Genevieve Taggard: Biographical Note Essay, Research Paper
Born in Waitsburg, Washington, Genevieve
Taggard grew up in Hawaii where her missionary parents had built and ran a large
"multi-cultural" school. A scholarship allowed her to enroll at the University
of California at Berkeley, from which she graduated in 1919.
Taggard moved to New York City in 1920. She worked first for the important modernist
publisher B.W. Huebsch and then in 1921 started her own journal, the Measure, with
a number of other young writers, including Maxwell Anderson. That same year she married
novelist and poet Robert Wolf and gave birth to her only child, Marcia. In 1922, Harper
Brothers put out Taggard’s first book of verse, For Eager Lovers.
During the 1920s Taggard moved in Greenwich Village bohemian circles. She edited a
poetry anthology May Days, which selected verse published in the radical journals The
Masses (1911-1917) and The Liberator (1919-1924). In the anthology she included
her own poem "With Child," which first appeared in The Liberator in
December of 1921. While she considered herself a socialist ever since her school days in
Berkeley, she characterized her poems from this period as concerned with primarily
domestic issues. In the late twenties Taggard taught at Mt. Holyoke, where she began a
biography of Emily Dickinson. The Life and Mind of Emily Dickinson was
published in 1930 and reprinted in 1934. Taggard traveled to Majorca in 1931on a
Taggard became a different poet in the 1930s. The Depression’s enormous
devastation was felt almost everywhere. People banded together, and a new social
consciousness was forged among artists. Taggard had become a contributing editor of the
Marxist journal The New Masses, in which a number of her poems appeared, and for
which she also wrote articles and reviews. As proletarian literature became a distinctive
literary practice during this time, Taggard’s poetry as well explored political
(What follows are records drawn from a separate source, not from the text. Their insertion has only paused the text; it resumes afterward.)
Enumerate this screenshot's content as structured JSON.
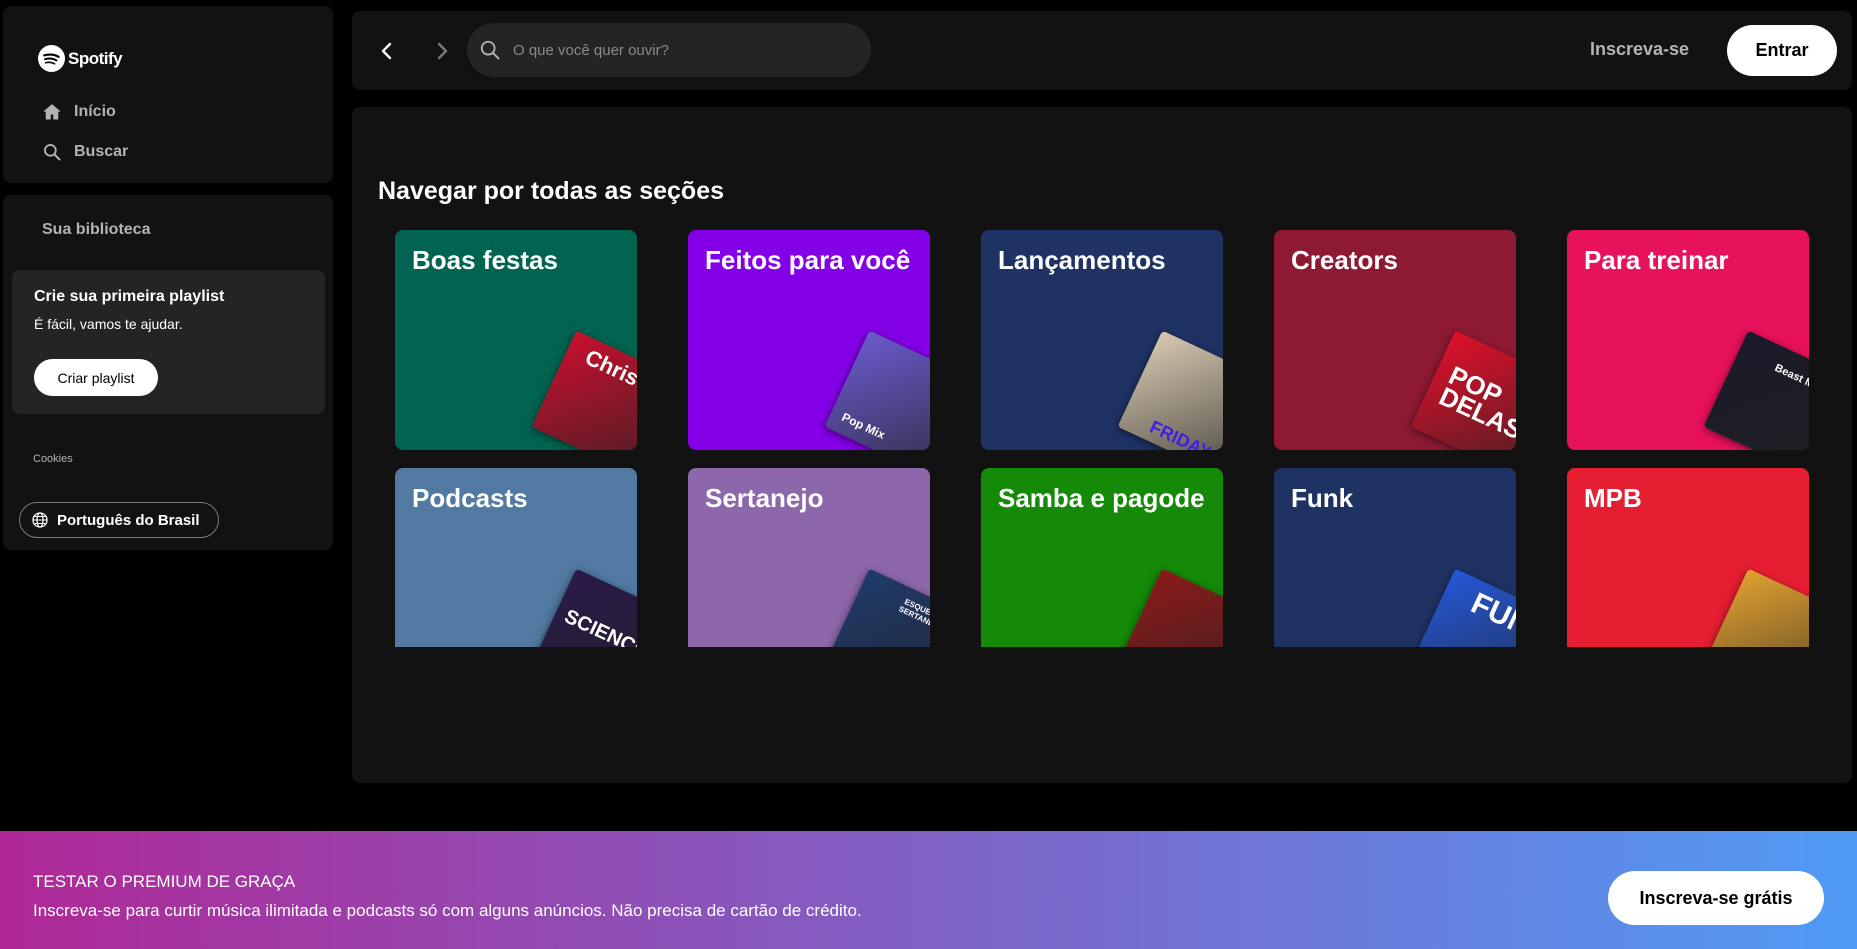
{
  "brand": {
    "name": "Spotify",
    "accent": "#1ed760"
  },
  "nav": {
    "home": "Início",
    "search": "Buscar"
  },
  "library": {
    "title": "Sua biblioteca",
    "promo_title": "Crie sua primeira playlist",
    "promo_subtitle": "É fácil, vamos te ajudar.",
    "promo_button": "Criar playlist",
    "cookies": "Cookies",
    "language": "Português do Brasil"
  },
  "topbar": {
    "search_placeholder": "O que você quer ouvir?",
    "signup": "Inscreva-se",
    "login": "Entrar"
  },
  "main": {
    "title": "Navegar por todas as seções",
    "cards": [
      {
        "label": "Boas festas",
        "color": "#006450",
        "art_color": "#c8102e",
        "art_text": "Christmas Hits"
      },
      {
        "label": "Feitos para você",
        "color": "#8400e7",
        "art_color": "#6a5acd",
        "art_text": "Pop Mix"
      },
      {
        "label": "Lançamentos",
        "color": "#1e3264",
        "art_color": "#d7c8b0",
        "art_text": "FRIDAY"
      },
      {
        "label": "Creators",
        "color": "#8d1932",
        "art_color": "#e0102a",
        "art_text": "POP DELAS"
      },
      {
        "label": "Para treinar",
        "color": "#e8115b",
        "art_color": "#1a1a2a",
        "art_text": "Beast Mode"
      },
      {
        "label": "Podcasts",
        "color": "#5179a1",
        "art_color": "#2a1a4a",
        "art_text": "SCIENCE"
      },
      {
        "label": "Sertanejo",
        "color": "#8d67ab",
        "art_color": "#1f3a6b",
        "art_text": "ESQUENTA SERTANEJO"
      },
      {
        "label": "Samba e pagode",
        "color": "#148a08",
        "art_color": "#8b1a1a",
        "art_text": ""
      },
      {
        "label": "Funk",
        "color": "#1e3264",
        "art_color": "#2457d6",
        "art_text": "FUNK"
      },
      {
        "label": "MPB",
        "color": "#e61e32",
        "art_color": "#e0a030",
        "art_text": ""
      }
    ]
  },
  "banner": {
    "title": "TESTAR O PREMIUM DE GRAÇA",
    "text": "Inscreva-se para curtir música ilimitada e podcasts só com alguns anúncios. Não precisa de cartão de crédito.",
    "button": "Inscreva-se grátis"
  }
}
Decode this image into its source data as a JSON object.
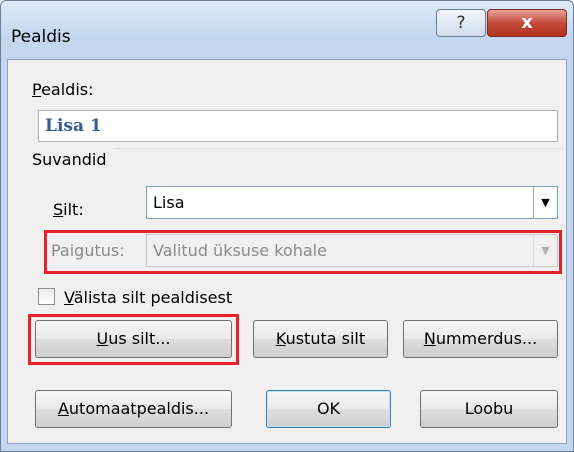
{
  "dialog": {
    "title": "Pealdis",
    "help_glyph": "?",
    "close_glyph": "x",
    "caption": {
      "label_u": "P",
      "label_rest": "ealdis:",
      "value": "Lisa 1"
    },
    "options_header": "Suvandid",
    "label_field": {
      "label_u": "S",
      "label_rest": "ilt:",
      "value": "Lisa"
    },
    "position_field": {
      "label": "Paigutus:",
      "value": "Valitud üksuse kohale"
    },
    "exclude_checkbox": {
      "label_u": "V",
      "label_rest": "älista silt pealdisest",
      "checked": false
    },
    "buttons": {
      "new_label_u": "U",
      "new_label_rest": "us silt...",
      "delete_label_u": "K",
      "delete_label_rest": "ustuta silt",
      "numbering_u": "N",
      "numbering_rest": "ummerdus...",
      "autocaption_u": "A",
      "autocaption_rest": "utomaatpealdis...",
      "ok": "OK",
      "cancel": "Loobu"
    },
    "dropdown_arrow": "▼",
    "highlight_color": "#e8212c",
    "caption_text_color": "#365f91"
  }
}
subject matter such as labor strikes, class and race prejudice, and poetry as an elitist
practice; she also extended her exploration of feminist issues to include the special
problems faced by working-class women. She makes her mark most comprehensively as a social
poet in her 1936 collection, Calling Western Union. This text includes such poems
as "Everyday Alchemy" (originally published in For Eager Lovers),
"Mill Town," and "Up State–Depression Summer." Taggard frames the
collection with the memoir "Hawaii, Washington, Vermont." She draws connections
between the struggles of her early years and the poverty and helplessness she witnesses
daily in the landscape of the American Depression.
Divorced from Robert Wolf in 1934, Taggard married journalist Kenneth Durant in 1935.
Around the time of her marriage to Durant, she bought a farm in East Jamaica, Vermont.
The Vermont landscape wedded in both beauty and poverty became another source of
inspiration for her writing. She also taught for a time at Bennington College, but became
a faculty member at Sarah Lawrence in 1934. She remained there until she was rather
suspiciously forced to retire in 1947.
Throughout her life Taggard was involved in a number of causes and organizations
ranging from the Committee for the Protection of the Foreign Born, the United Committee to
Aid Vermont Marble Workers, and the North American Committee to Aid Spanish Democracy. She
was a member of the New York Teachers Union, the executive council of the League of
American Writers, and the U.S.-Soviet Friendship Committee. She also served on the
editorial committee of Young People’s Records, which was a subject of scrutiny during
the McCarthy period.
Taggard was interested in radio as a forum for poetry and read her poems over the
air. She was also interested in writing for music, and her poems appeared in
compositions by William Shuman, Aaron Copeland, Roy Harris, and Henry Leland Clarke. In Long
View (1942), Taggard continued her preoccupation with social themes as found in such
poems as "Ode in a Time of Crisis" and "To the Veterans of the Abraham
Lincoln Brigade." She further explored her musical interests as well by celebrating
indigenous American music in her four-part poem cycle "To the Negro People."
Considering Taggard’s rather short lived career–she died at age fifty-three of
complications from high blood pressure–she was remarkably prolific. She published
thirteen books of verse, including a selection of her early work, Traveling Standing
Still (1928) and Collected Poems 1918-1938 (1938). She edited four books,
including Circumference: Varieties of Metaphysical Verse, 1459-1928 (1929) and her
biography of Emily Dickinson. None of her books are currently in print.
By Nancy Berke